Given an investment in sensitive land or significant business assets through a company does not require OIO consent unless the investment will result in overseas persons holding a 25 per cent or more ownership or control interest in that company, it has to date been relatively common to see overseas investors acquiring up to 24.9 per cent of the shares, whether with the intention of maintaining a minority interest or with a view to later increasing its investment (subject to obtaining consent).  It is also customary for any minority holder with less than a 25 per cent interest to want protective provisions built into the investment documentation, including a list of reserved matters that require super-majority approval before they can be implemented. 

The OIO is increasingly scrutinising such stepped investment plans more closely and requiring foreign investors to offer a compelling commercial explanation for investing in two steps rather than seeking consent before making any investment.  In particular, the OIO will assess any protective provisions and reserved matters to determine whether they confer 'negative control' on the overseas investor.  If the OIO considers that an overseas investor has gained control of sensitive land or significant business assets even if that investor holds less than 25 per cent of the target portfolio company, the OIO is likely to take the view that its consent is required for the investment.  Overseas investors will need to bear this in mind when negotiating such protective provisions.


The fund structures and investment practices that private equity firms commonly adopt can create headaches when navigating New Zealand's OIO regime.  Mistakes can be costly.  We recommend that offshore private equity firms obtain professional advice at an early stage of any proposed investment in New Zealand to identify potential OIO challenges upfront and maximise the chances of successfully engaging with the OIO.

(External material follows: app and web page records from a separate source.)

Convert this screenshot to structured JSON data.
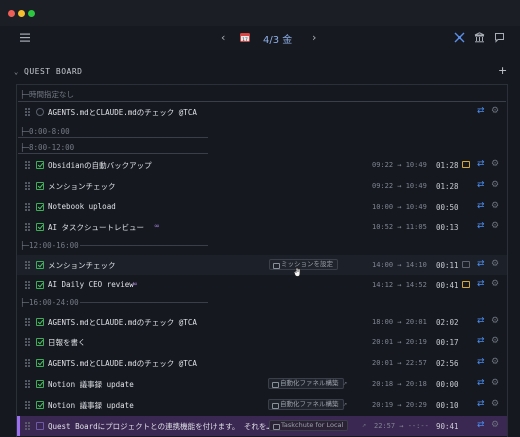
{
  "toolbar": {
    "menu_icon": "hamburger-menu-icon",
    "date": "4/3 金",
    "prev": "‹",
    "next": "›"
  },
  "quest_board": {
    "title": "QUEST BOARD",
    "add": "+"
  },
  "sections": [
    {
      "label": "├─時間指定なし"
    },
    {
      "label": "├─0:00-8:00"
    },
    {
      "label": "├─8:00-12:00"
    },
    {
      "label": "├─12:00-16:00"
    },
    {
      "label": "├─16:00-24:00"
    }
  ],
  "tasks": [
    {
      "name": "AGENTS.mdとCLAUDE.mdのチェック  @TCA",
      "status": "none",
      "times": "",
      "duration": "",
      "tag": "",
      "comment": "",
      "link": false
    },
    {
      "name": "Obsidianの自動バックアップ",
      "status": "done",
      "times": "09:22 → 10:49",
      "duration": "01:28",
      "tag": "",
      "comment": "yellow",
      "link": false
    },
    {
      "name": "メンションチェック",
      "status": "done",
      "times": "09:22 → 10:49",
      "duration": "01:28",
      "tag": "",
      "comment": "",
      "link": false
    },
    {
      "name": "Notebook upload",
      "status": "done",
      "times": "10:00 → 10:49",
      "duration": "00:50",
      "tag": "",
      "comment": "",
      "link": false
    },
    {
      "name": "AI タスクシュートレビュー",
      "status": "done",
      "times": "10:52 → 11:05",
      "duration": "00:13",
      "tag": "",
      "comment": "",
      "link": true
    },
    {
      "name": "メンションチェック",
      "status": "done",
      "times": "14:00 → 14:10",
      "duration": "00:11",
      "tag": "ミッションを設定",
      "comment": "dim",
      "link": false
    },
    {
      "name": "AI Daily CEO review",
      "status": "done",
      "times": "14:12 → 14:52",
      "duration": "00:41",
      "tag": "",
      "comment": "yellow",
      "link": true
    },
    {
      "name": "AGENTS.mdとCLAUDE.mdのチェック  @TCA",
      "status": "done",
      "times": "18:00 → 20:01",
      "duration": "02:02",
      "tag": "",
      "comment": "",
      "link": false
    },
    {
      "name": "日報を書く",
      "status": "done",
      "times": "20:01 → 20:19",
      "duration": "00:17",
      "tag": "",
      "comment": "",
      "link": false
    },
    {
      "name": "AGENTS.mdとCLAUDE.mdのチェック  @TCA",
      "status": "done",
      "times": "20:01 → 22:57",
      "duration": "02:56",
      "tag": "",
      "comment": "",
      "link": false
    },
    {
      "name": "Notion 議事録 update",
      "status": "done",
      "times": "20:18 → 20:18",
      "duration": "00:00",
      "tag": "自動化ファネル構築",
      "comment": "",
      "link": false
    },
    {
      "name": "Notion 議事録 update",
      "status": "done",
      "times": "20:19 → 20:29",
      "duration": "00:10",
      "tag": "自動化ファネル構築",
      "comment": "",
      "link": false
    },
    {
      "name": "Quest Boardにプロジェクトとの連携機能を付けます。 それを…",
      "status": "running",
      "times": "22:57 → --:--",
      "duration": "90:41",
      "tag": "Taskchute for Local",
      "comment": "",
      "link": false
    }
  ],
  "colors": {
    "background": "#15181f",
    "accent_blue": "#4a8df0",
    "check_green": "#52c46a",
    "active_row": "#3a2752"
  }
}
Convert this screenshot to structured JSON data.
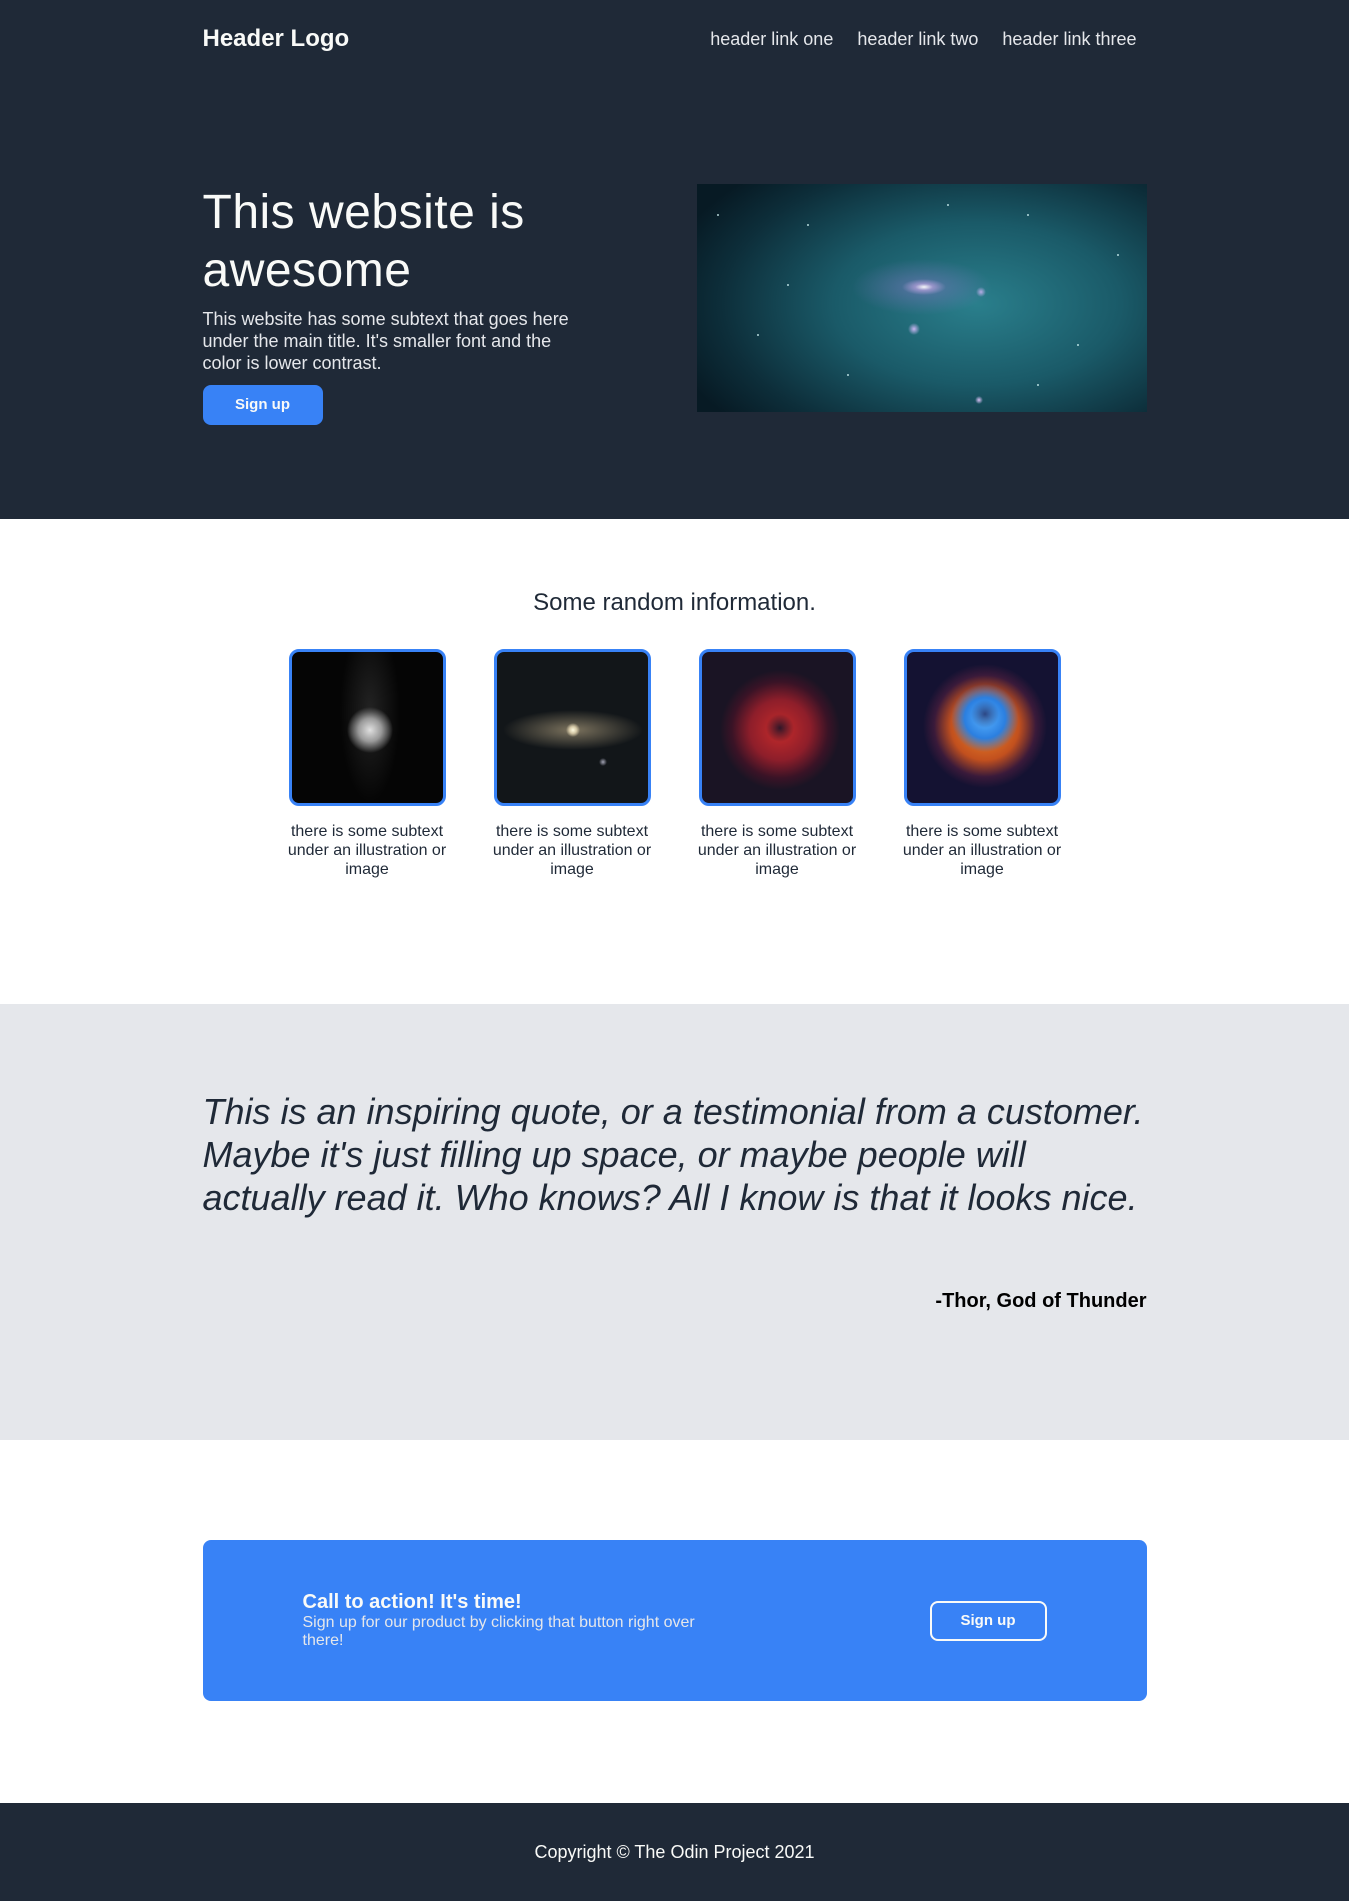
{
  "header": {
    "logo": "Header Logo",
    "links": [
      "header link one",
      "header link two",
      "header link three"
    ]
  },
  "hero": {
    "title": "This website is awesome",
    "subtext": "This website has some subtext that goes here under the main title. It's smaller font and the color is lower contrast.",
    "button_label": "Sign up"
  },
  "info": {
    "title": "Some random information.",
    "cards": [
      {
        "image": "moon",
        "text": "there is some subtext under an illustration or image"
      },
      {
        "image": "andromeda-galaxy",
        "text": "there is some subtext under an illustration or image"
      },
      {
        "image": "rosette-nebula-red",
        "text": "there is some subtext under an illustration or image"
      },
      {
        "image": "rosette-nebula-blue",
        "text": "there is some subtext under an illustration or image"
      }
    ]
  },
  "quote": {
    "text": "This is an inspiring quote, or a testimonial from a customer. Maybe it's just filling up space, or maybe people will actually read it. Who knows? All I know is that it looks nice.",
    "author": "-Thor, God of Thunder"
  },
  "cta": {
    "title": "Call to action! It's time!",
    "subtext": "Sign up for our product by clicking that button right over there!",
    "button_label": "Sign up"
  },
  "footer": {
    "copyright": "Copyright © The Odin Project 2021"
  },
  "colors": {
    "dark": "#1f2937",
    "accent": "#3882f6",
    "light_gray": "#e5e7eb",
    "off_white": "#f9faf8"
  }
}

This article was written by corporate partner Grant Dunn and senior solicitor Amy Cunniffe for the Australian Private Equity & Venture Capital Journal (June 2019).